China moved to tighten economic pressure on North Korea on Monday by implementing a new package of U.N. sanctions, but simultaneously had a warning for the Trump administration: don’t spoil our new-found unity by starting a trade war. The Commerce Ministry announced a ban on imports of iron ore, iron, lead and coal from North Korea effective Tuesday. The Chinese customs agency said it will stop processing imports of North Korean coal, iron and lead ores and fish at midnight on Sept. 5. "After that, entry of these goods will be prohibited," said an agency statement.
The announcement follows an escalating exchange of angry words between U.S. President Donald Trump and Kim's government. Trump declared the U.S. military "locked and loaded" while Pyongyang threatened to fire four missiles into waters near the U.S. territory of Guam. The latest U.N. sanctions are intended to block North Korean exports worth $1 billion — a significant share of total exports valued at $3 billion last year. At the same time, Beijing warned President Trump not to split the international coalition over North Korea by provoking a trade war between China and the United States.

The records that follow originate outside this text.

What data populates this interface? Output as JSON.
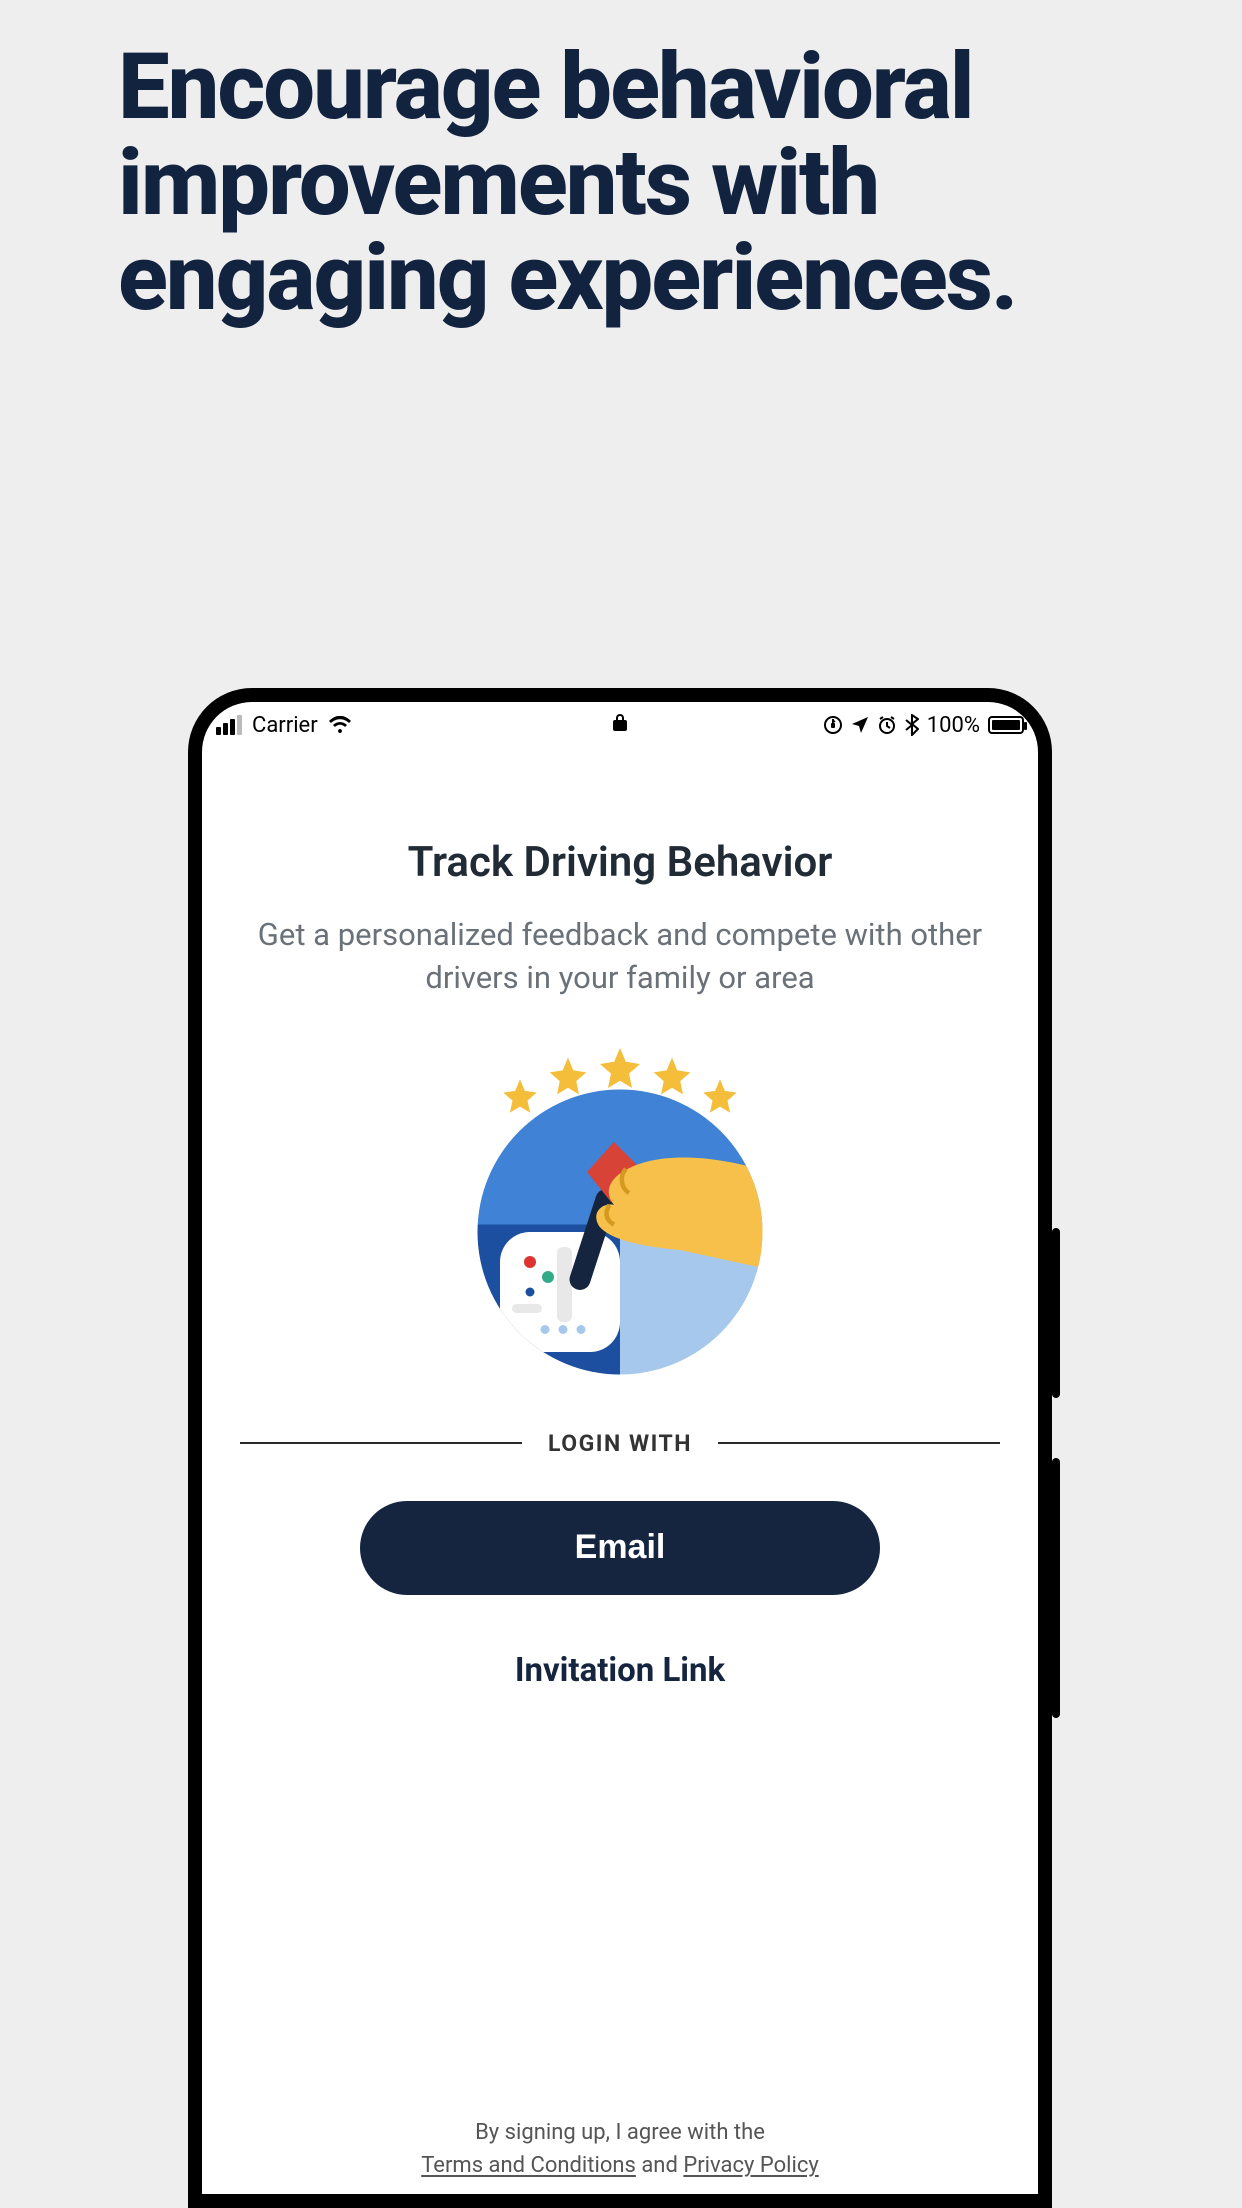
{
  "marketing": {
    "headline": "Encourage behavioral improvements with engaging experiences."
  },
  "status": {
    "carrier": "Carrier",
    "battery_pct": "100%"
  },
  "screen": {
    "title": "Track Driving Behavior",
    "subtitle": "Get a personalized feedback and compete with other drivers in your family or area",
    "login_with_label": "LOGIN WITH",
    "email_button": "Email",
    "invitation_link": "Invitation Link"
  },
  "footer": {
    "intro": "By signing up, I agree with the",
    "terms": "Terms and Conditions",
    "and": " and ",
    "privacy": "Privacy Policy"
  }
}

A vocal pro-Brexit campaign groups launched a campaign yesterday to oust chancellor of the exchequer Philip Hammond from parliament, indicating that he is part of a plot to stop Britain leaving the European Union. The division over Brexit strategy have resurfaced after Prime Minister Theresa May lost her parliamentary majority election in June, generating political pressure for a softer exit. Hammond has led calls for a multi-year, staggered break from the EU in order to protect the British economy, much to the dismay of Brexit voters who want a more decisive divorce when Britain's membership ends in March 2019.